The winning publication
In this case study, we highlight our top picks of Health Data Research UK COVID-19 pre-publications, with our evaluation focusing on evidence of: 1) research quality, 2) team science, 3) scale, 4) open science, 5) patient and public involvement, and 6) equality, diversity and inclusion. In this month’s Publication of the Month competition, which has been dedicated to COVID-19-focussed papers, our top scoring publication was: “Rapid implementation of mobile technology for real-time epidemiology of COVID-19”. This mobile technology was developed by a research team spanning Harvard, King’s College London and the digital healthcare company Zoe Global Limited. The team includes HDR UK’s Professor Tim Spector, and was led by David Drew from Massachusetts General Hospital in the US – it brought together data scientists, epidemiologists and developers including the COronavirus Pandemic Epidemiology (COPE) consortium, to create and rapidly deploy a COVID-19 Symptom Tracker in the UK and United States.

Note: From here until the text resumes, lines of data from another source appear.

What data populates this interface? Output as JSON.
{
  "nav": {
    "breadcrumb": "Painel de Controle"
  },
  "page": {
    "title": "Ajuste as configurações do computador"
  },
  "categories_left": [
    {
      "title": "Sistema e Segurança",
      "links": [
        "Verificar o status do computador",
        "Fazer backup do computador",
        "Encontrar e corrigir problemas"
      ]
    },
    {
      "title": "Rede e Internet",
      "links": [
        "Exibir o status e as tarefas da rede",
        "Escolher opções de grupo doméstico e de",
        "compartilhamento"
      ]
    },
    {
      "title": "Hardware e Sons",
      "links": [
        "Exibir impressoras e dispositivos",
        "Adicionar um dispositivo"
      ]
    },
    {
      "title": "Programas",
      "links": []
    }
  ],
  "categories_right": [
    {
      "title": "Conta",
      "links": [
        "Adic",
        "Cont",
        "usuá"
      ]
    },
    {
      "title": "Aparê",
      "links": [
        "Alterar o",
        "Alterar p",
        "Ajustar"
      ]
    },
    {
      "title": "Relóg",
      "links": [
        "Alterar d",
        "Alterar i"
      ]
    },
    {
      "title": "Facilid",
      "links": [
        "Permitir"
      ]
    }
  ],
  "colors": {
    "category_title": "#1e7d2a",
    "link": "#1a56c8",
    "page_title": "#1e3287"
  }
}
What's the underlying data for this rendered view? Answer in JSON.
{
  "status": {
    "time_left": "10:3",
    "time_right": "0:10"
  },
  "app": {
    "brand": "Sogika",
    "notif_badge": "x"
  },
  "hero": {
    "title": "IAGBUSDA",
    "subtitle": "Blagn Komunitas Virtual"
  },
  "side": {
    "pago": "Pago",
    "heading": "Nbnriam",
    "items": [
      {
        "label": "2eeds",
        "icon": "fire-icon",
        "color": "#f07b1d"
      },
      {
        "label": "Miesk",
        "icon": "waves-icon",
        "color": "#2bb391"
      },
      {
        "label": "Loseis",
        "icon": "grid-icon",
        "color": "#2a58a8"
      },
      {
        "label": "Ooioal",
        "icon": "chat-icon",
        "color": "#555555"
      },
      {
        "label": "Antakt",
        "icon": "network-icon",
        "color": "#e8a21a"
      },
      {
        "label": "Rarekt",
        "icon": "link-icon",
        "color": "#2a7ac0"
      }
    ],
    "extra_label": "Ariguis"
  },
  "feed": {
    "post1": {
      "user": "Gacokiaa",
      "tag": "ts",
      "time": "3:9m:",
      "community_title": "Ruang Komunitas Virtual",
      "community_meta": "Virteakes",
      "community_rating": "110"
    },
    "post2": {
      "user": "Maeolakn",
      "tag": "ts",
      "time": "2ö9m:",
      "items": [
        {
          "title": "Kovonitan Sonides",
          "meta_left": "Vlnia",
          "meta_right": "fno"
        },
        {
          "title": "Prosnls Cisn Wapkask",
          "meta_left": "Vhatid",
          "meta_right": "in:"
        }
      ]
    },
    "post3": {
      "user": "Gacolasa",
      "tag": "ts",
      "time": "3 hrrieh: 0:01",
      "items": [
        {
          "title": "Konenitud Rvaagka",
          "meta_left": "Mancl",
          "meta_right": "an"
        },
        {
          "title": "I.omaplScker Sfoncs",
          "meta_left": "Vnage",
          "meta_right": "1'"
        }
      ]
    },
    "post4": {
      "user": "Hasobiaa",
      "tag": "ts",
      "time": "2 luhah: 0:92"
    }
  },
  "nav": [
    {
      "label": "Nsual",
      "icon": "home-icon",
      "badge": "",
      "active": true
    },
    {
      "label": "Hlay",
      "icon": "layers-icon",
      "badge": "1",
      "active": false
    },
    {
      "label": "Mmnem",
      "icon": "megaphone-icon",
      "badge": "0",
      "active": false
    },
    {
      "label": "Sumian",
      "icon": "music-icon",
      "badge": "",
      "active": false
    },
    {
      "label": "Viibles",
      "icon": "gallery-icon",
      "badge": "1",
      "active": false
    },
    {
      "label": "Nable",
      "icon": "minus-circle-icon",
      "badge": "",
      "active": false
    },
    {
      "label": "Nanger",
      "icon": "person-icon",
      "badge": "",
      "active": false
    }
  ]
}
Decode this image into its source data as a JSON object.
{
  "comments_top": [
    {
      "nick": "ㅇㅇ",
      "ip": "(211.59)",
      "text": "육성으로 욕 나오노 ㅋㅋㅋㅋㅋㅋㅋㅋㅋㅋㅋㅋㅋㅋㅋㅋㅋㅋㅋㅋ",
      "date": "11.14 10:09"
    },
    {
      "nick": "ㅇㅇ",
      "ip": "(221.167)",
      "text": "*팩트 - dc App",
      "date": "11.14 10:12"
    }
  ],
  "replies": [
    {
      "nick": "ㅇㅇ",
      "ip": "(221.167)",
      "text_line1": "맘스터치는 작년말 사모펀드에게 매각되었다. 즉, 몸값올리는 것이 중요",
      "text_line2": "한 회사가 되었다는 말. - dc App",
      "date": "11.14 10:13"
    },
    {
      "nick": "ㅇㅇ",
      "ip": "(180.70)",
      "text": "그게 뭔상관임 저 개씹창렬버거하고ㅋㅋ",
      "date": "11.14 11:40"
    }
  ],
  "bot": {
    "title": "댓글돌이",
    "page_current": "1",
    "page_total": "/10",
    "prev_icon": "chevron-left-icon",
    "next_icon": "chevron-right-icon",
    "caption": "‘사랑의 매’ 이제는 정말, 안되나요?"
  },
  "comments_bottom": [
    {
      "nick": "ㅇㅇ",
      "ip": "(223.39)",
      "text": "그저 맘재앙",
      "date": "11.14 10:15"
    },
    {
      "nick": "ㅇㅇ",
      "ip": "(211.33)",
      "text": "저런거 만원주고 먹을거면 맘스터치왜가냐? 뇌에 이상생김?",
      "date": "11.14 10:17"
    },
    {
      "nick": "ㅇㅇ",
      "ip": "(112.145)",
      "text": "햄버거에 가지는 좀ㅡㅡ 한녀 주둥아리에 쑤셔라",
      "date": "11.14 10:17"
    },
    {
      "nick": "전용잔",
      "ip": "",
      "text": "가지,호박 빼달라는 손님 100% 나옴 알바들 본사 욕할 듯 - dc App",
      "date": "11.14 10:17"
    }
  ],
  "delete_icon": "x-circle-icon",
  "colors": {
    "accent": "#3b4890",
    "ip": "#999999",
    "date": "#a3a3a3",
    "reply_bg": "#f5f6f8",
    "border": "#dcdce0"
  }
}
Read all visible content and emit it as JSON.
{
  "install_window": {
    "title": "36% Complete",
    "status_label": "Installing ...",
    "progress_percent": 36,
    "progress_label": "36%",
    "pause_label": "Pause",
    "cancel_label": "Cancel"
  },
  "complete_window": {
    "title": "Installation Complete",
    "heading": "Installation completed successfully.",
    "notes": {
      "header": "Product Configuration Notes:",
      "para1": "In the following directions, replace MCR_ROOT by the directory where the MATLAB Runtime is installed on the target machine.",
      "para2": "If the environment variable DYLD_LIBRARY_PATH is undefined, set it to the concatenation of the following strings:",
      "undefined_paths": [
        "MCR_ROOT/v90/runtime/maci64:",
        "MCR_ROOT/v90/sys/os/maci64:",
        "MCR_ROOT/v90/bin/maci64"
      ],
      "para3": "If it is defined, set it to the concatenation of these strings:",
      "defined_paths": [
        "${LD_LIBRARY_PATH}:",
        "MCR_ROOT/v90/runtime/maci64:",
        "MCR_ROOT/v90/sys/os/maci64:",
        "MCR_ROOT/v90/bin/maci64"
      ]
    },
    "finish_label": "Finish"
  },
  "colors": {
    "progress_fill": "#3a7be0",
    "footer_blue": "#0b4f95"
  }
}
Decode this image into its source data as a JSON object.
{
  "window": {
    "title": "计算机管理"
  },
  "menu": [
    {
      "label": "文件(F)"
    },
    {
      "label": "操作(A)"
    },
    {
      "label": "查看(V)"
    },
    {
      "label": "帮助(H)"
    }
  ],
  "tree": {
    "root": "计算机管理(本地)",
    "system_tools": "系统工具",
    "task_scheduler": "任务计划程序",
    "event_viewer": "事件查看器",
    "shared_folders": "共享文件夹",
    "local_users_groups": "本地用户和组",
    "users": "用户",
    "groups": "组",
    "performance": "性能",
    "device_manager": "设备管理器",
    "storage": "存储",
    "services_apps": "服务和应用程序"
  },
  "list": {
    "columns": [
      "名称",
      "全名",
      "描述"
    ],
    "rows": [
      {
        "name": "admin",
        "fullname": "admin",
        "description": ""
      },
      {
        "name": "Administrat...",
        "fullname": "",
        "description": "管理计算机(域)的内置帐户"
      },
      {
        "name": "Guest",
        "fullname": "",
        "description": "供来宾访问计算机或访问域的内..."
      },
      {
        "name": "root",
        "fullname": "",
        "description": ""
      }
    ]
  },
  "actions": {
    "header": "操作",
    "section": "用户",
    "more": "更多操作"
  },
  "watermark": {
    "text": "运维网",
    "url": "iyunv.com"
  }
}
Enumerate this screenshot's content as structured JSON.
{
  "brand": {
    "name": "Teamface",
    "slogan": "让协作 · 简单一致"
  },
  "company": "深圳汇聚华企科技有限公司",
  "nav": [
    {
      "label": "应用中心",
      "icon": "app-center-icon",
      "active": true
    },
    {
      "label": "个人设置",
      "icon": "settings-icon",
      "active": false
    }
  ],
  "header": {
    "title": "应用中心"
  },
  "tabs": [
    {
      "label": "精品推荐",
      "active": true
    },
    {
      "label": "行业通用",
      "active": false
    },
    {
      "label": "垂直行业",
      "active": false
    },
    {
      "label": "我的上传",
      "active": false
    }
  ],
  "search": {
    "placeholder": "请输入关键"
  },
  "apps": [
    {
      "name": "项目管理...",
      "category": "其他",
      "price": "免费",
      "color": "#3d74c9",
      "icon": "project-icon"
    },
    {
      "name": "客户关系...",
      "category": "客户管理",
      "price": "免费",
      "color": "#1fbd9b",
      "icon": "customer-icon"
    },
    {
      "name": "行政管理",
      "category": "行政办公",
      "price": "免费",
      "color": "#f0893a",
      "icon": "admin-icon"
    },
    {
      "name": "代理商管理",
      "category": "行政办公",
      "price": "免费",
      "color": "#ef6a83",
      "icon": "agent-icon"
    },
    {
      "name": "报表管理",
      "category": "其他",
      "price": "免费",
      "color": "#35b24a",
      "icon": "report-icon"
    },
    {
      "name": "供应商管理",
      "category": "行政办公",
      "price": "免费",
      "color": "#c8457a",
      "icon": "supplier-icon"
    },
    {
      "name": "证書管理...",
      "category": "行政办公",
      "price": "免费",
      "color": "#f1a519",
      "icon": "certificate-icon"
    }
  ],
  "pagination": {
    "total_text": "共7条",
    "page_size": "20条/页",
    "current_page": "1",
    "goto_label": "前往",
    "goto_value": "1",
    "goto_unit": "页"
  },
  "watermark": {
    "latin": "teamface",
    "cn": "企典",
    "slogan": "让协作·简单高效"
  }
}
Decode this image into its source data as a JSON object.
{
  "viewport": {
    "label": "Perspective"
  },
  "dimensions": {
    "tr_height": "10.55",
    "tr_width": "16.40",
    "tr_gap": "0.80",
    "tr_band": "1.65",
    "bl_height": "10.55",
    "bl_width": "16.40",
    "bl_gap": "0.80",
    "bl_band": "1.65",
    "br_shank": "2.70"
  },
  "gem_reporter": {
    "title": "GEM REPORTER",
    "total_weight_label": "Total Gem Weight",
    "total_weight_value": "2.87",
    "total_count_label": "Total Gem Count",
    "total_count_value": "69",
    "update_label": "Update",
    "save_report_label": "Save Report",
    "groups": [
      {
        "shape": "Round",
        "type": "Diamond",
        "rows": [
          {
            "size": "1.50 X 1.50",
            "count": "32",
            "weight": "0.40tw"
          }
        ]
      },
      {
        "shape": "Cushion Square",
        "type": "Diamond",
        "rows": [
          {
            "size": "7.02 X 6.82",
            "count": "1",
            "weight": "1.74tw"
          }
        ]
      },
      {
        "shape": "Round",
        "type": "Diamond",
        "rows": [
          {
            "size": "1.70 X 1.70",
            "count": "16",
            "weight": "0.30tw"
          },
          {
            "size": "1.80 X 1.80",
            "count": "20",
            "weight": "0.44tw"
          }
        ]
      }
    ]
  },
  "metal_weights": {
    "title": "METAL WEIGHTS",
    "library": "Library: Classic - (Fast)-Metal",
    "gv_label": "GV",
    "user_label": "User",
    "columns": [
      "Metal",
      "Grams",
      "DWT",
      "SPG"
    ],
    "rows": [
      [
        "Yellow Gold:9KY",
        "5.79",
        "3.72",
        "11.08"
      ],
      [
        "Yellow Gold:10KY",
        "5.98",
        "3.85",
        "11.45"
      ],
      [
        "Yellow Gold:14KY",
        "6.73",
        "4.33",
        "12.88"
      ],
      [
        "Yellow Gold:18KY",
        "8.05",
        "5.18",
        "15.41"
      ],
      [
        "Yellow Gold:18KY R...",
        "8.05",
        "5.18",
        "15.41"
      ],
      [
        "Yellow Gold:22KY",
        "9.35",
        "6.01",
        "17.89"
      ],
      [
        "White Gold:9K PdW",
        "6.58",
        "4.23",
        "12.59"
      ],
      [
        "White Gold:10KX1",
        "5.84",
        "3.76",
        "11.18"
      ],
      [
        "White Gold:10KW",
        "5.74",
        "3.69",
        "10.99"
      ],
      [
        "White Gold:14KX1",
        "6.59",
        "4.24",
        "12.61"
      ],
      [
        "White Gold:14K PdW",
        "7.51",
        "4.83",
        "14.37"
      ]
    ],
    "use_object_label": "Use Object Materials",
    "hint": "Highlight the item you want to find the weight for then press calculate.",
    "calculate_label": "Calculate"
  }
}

The smartphone app is now used by over 2.6 million people and collects detailed data on daily symptoms, which can be used to estimate the burden of COVID-19 infection in the community. The app also asks participants to report information on geography, characteristics (such as underlying health conditions, being healthcare worker) clinical testing uptake and results, and illness progression and treatment. This information is vital for identifying infection hotspots and who is at greatest risk of severe infection. Critically, the capability for participants to consent for their data to be linked to other clinical trials and studies that they are enrolled in is built into the app, and is fully compliant with information governance requirements such as General Data Protection Regulation. The team have developed and published a toolkit, including the questionnaires staged on the app, thereby promoting open science at this critical time.
Early insights into COVID from using this app
We are already reaping the benefits of this work with Cristina Menni, Tim Spector and colleagues across King’s College London, the University of Nottingham and Zoe Global Limited using data from the app to examine the diagnostic value of loss of smell and taste as markers of laboratory-confirmed COVID-19 infection. The identification of patterns of symptoms such as loss of smell, which do not require bio-specimen testing is particularly important whilst there is a gap between testing demand and availability. This is particularly relevant to healthcare and other key workers in constant contact with the public who have not yet been tested for COVID-19.
Highly commended HDR UK publications
We also wish to highlight two other recent HDR UK publications which were highly commended this month by the Early Career Researcher Committee:
Age-dependent effects in transmission and control of COVID-19 epidemics
The ECR committee also wanted to highlight Davies et al’s open access pre-print on Age-dependent effects in transmission and control of COVID-19 epidemics and appreciate the effort of the research communities all around the world as well as our HDR UK researchers and fellows in producing valuable insights to inform decisions and measure the impact of current interventions.
Nicholas G. Davies led a valuable institutional collaboration from London School of Hygiene & Tropical Medicine, including Dr Rosalind Eggo, HDR UK (UKRI Innovation) fellow, at London School of Hygiene and Tropical Medicine (LSHTM), part of HDR UK London. This study unveiled some of the unknown facts about the role of age in transmission and severity of COVID-19. Davies et al have looked at possible reasons for lower number of reported COVID-19 cases in children compared to adults. They have addressed three important age-related scenarios which may account for lower case rate amongst children: i-decreased mixing between children after school closure, ii-lower susceptibility to infection in children iii-children are more likely to not show symptoms.
Using age-structured models for six countries, Davies et al. have shown that older adults are more likely to develop clinical symptoms with higher rate of infection considering raise of other
Estimating the infection and case fatality ratio for coronavirus disease (COVID-19) using age-adjusted data from the outbreak on the Diamond Princess cruise ship, February 2020
Roz Eggo was also involved in our second highly-commended study, led by Timothy Russell, also from, LSHTM – analysing the fatality ratio for coronavirus from data from the Diamond Princess cruise ship. The analysis demonstrated the importance of adjusting for delays from confirmation to outcome in real-time estimates of fatality risk, and the benefits of combining datasets alongside appropriate age adjustments to provide early insights into COVID-19 severity.
Many congratulations to the winning and highly commended teams for this month!
Open Access Publication of the Month – November 2019
27 November 2019
Using health data to understand risks of antibiotics in tuberculosis and after caesarean section
Open Access Publication of the Month – January 2020
30 January 2020
PhenoScanner v2: Improving the usability of human genomic data to improve health